[[ RECORD EXCERPTS, beginning ]]

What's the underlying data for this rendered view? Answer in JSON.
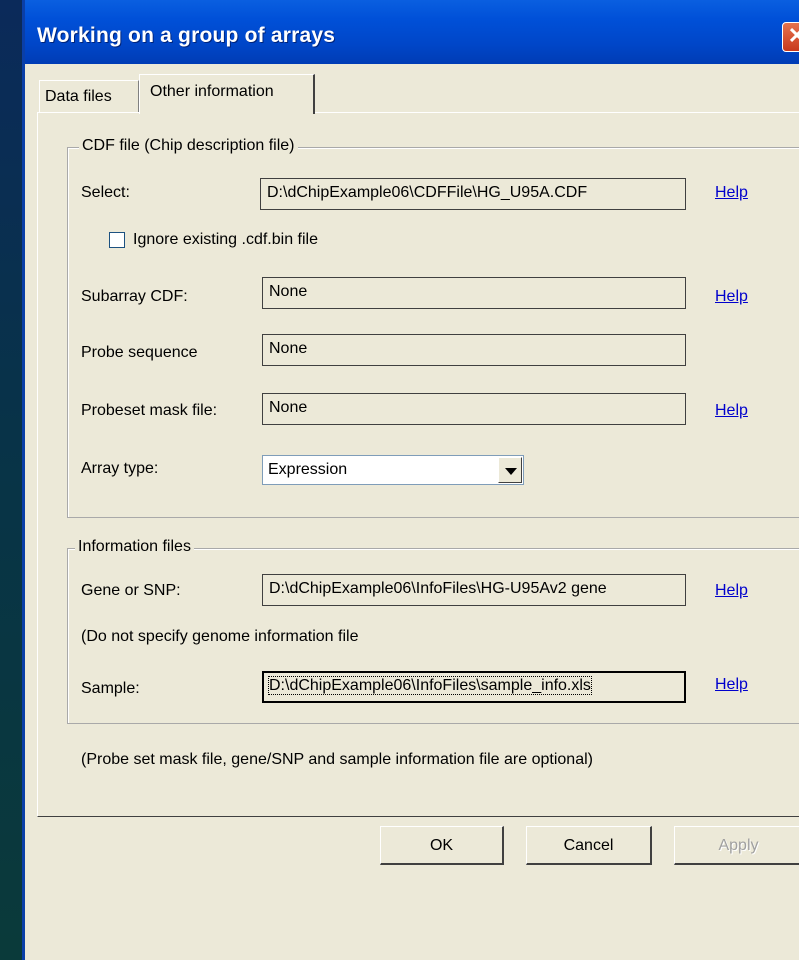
{
  "window": {
    "title": "Working on a group of arrays",
    "close_glyph": "✕"
  },
  "tabs": [
    {
      "label": "Data files",
      "active": false
    },
    {
      "label": "Other information",
      "active": true
    }
  ],
  "cdf_group": {
    "legend": "CDF file (Chip description file)",
    "select_label": "Select:",
    "select_value": "D:\\dChipExample06\\CDFFile\\HG_U95A.CDF",
    "ignore_checkbox_label": "Ignore existing .cdf.bin file",
    "ignore_checked": false,
    "subarray_label": "Subarray CDF:",
    "subarray_value": "None",
    "probe_seq_label": "Probe sequence",
    "probe_seq_value": "None",
    "probeset_mask_label": "Probeset mask file:",
    "probeset_mask_value": "None",
    "array_type_label": "Array type:",
    "array_type_value": "Expression"
  },
  "info_group": {
    "legend": "Information files",
    "gene_label": "Gene or SNP:",
    "gene_value": "D:\\dChipExample06\\InfoFiles\\HG-U95Av2 gene",
    "genome_note": "(Do not specify genome information file",
    "sample_label": "Sample:",
    "sample_value": "D:\\dChipExample06\\InfoFiles\\sample_info.xls"
  },
  "help_label": "Help",
  "footnote": "(Probe set mask file, gene/SNP and sample information file are optional)",
  "buttons": {
    "ok": "OK",
    "cancel": "Cancel",
    "apply": "Apply"
  }
}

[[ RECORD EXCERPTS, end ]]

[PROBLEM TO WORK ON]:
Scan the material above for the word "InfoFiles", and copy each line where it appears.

[RESPONSE TO THIS TASK]:
    "gene_value": "D:\\dChipExample06\\InfoFiles\\HG-U95Av2 gene",
    "sample_value": "D:\\dChipExample06\\InfoFiles\\sample_info.xls"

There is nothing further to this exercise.